Work instructions: Repeat every record below exactly, but leave out any pictures.
(Excerpted records Opens)
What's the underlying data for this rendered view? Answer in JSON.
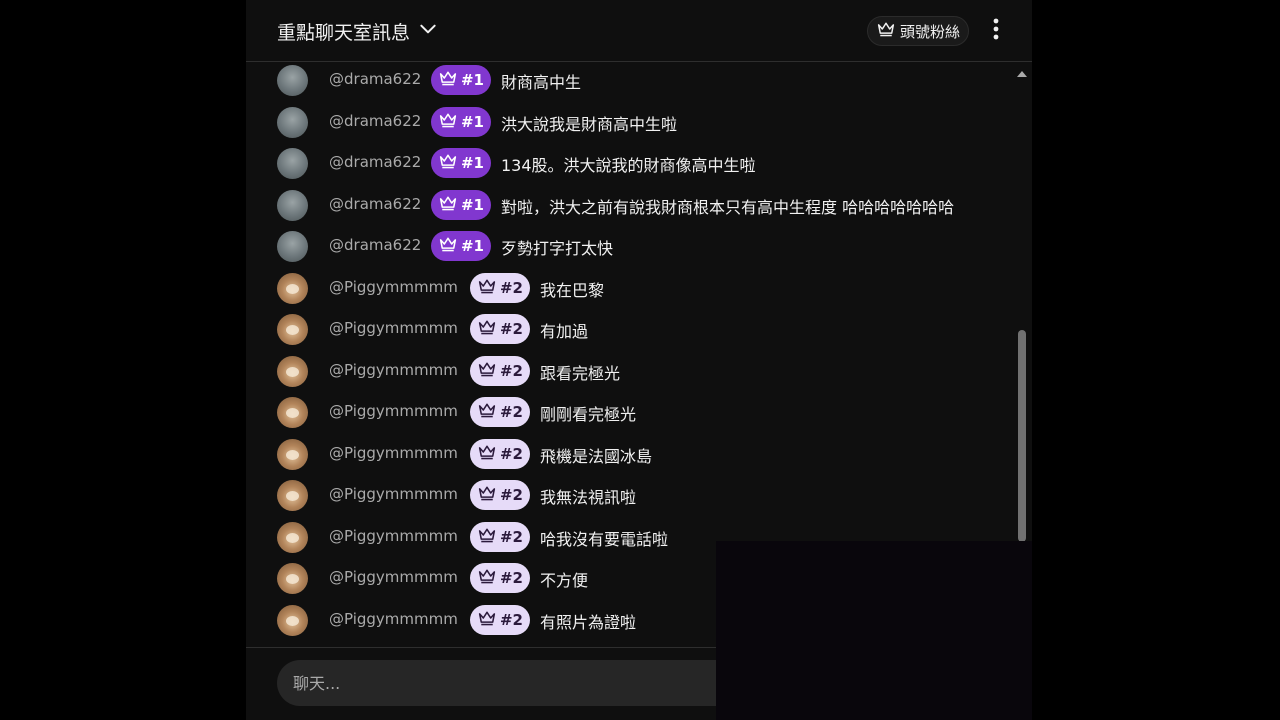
{
  "header": {
    "title": "重點聊天室訊息",
    "chip_label": "頭號粉絲",
    "more_icon": "more-vert-icon"
  },
  "colors": {
    "panel_bg": "#0f0f0f",
    "badge_rank1": "#8137cf",
    "badge_rank2": "#e6dbf8"
  },
  "messages": [
    {
      "author": "@drama622",
      "badge": "#1",
      "text": "財商高中生"
    },
    {
      "author": "@drama622",
      "badge": "#1",
      "text": "洪大說我是財商高中生啦"
    },
    {
      "author": "@drama622",
      "badge": "#1",
      "text": "134股。洪大說我的財商像高中生啦"
    },
    {
      "author": "@drama622",
      "badge": "#1",
      "text": "對啦，洪大之前有說我財商根本只有高中生程度 哈哈哈哈哈哈哈"
    },
    {
      "author": "@drama622",
      "badge": "#1",
      "text": "歹勢打字打太快"
    },
    {
      "author": "@Piggymmmmm",
      "badge": "#2",
      "text": "我在巴黎"
    },
    {
      "author": "@Piggymmmmm",
      "badge": "#2",
      "text": "有加過"
    },
    {
      "author": "@Piggymmmmm",
      "badge": "#2",
      "text": "跟看完極光"
    },
    {
      "author": "@Piggymmmmm",
      "badge": "#2",
      "text": "剛剛看完極光"
    },
    {
      "author": "@Piggymmmmm",
      "badge": "#2",
      "text": "飛機是法國冰島"
    },
    {
      "author": "@Piggymmmmm",
      "badge": "#2",
      "text": "我無法視訊啦"
    },
    {
      "author": "@Piggymmmmm",
      "badge": "#2",
      "text": "哈我沒有要電話啦"
    },
    {
      "author": "@Piggymmmmm",
      "badge": "#2",
      "text": "不方便"
    },
    {
      "author": "@Piggymmmmm",
      "badge": "#2",
      "text": "有照片為證啦"
    }
  ],
  "footer": {
    "placeholder": "聊天..."
  }
}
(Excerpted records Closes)
Answer for the task:
What's the underlying data for this rendered view? Answer in JSON.
{
  "header": {
    "title": "重點聊天室訊息",
    "chip_label": "頭號粉絲",
    "more_icon": "more-vert-icon"
  },
  "colors": {
    "panel_bg": "#0f0f0f",
    "badge_rank1": "#8137cf",
    "badge_rank2": "#e6dbf8"
  },
  "messages": [
    {
      "author": "@drama622",
      "badge": "#1",
      "text": "財商高中生"
    },
    {
      "author": "@drama622",
      "badge": "#1",
      "text": "洪大說我是財商高中生啦"
    },
    {
      "author": "@drama622",
      "badge": "#1",
      "text": "134股。洪大說我的財商像高中生啦"
    },
    {
      "author": "@drama622",
      "badge": "#1",
      "text": "對啦，洪大之前有說我財商根本只有高中生程度 哈哈哈哈哈哈哈"
    },
    {
      "author": "@drama622",
      "badge": "#1",
      "text": "歹勢打字打太快"
    },
    {
      "author": "@Piggymmmmm",
      "badge": "#2",
      "text": "我在巴黎"
    },
    {
      "author": "@Piggymmmmm",
      "badge": "#2",
      "text": "有加過"
    },
    {
      "author": "@Piggymmmmm",
      "badge": "#2",
      "text": "跟看完極光"
    },
    {
      "author": "@Piggymmmmm",
      "badge": "#2",
      "text": "剛剛看完極光"
    },
    {
      "author": "@Piggymmmmm",
      "badge": "#2",
      "text": "飛機是法國冰島"
    },
    {
      "author": "@Piggymmmmm",
      "badge": "#2",
      "text": "我無法視訊啦"
    },
    {
      "author": "@Piggymmmmm",
      "badge": "#2",
      "text": "哈我沒有要電話啦"
    },
    {
      "author": "@Piggymmmmm",
      "badge": "#2",
      "text": "不方便"
    },
    {
      "author": "@Piggymmmmm",
      "badge": "#2",
      "text": "有照片為證啦"
    }
  ],
  "footer": {
    "placeholder": "聊天..."
  }
}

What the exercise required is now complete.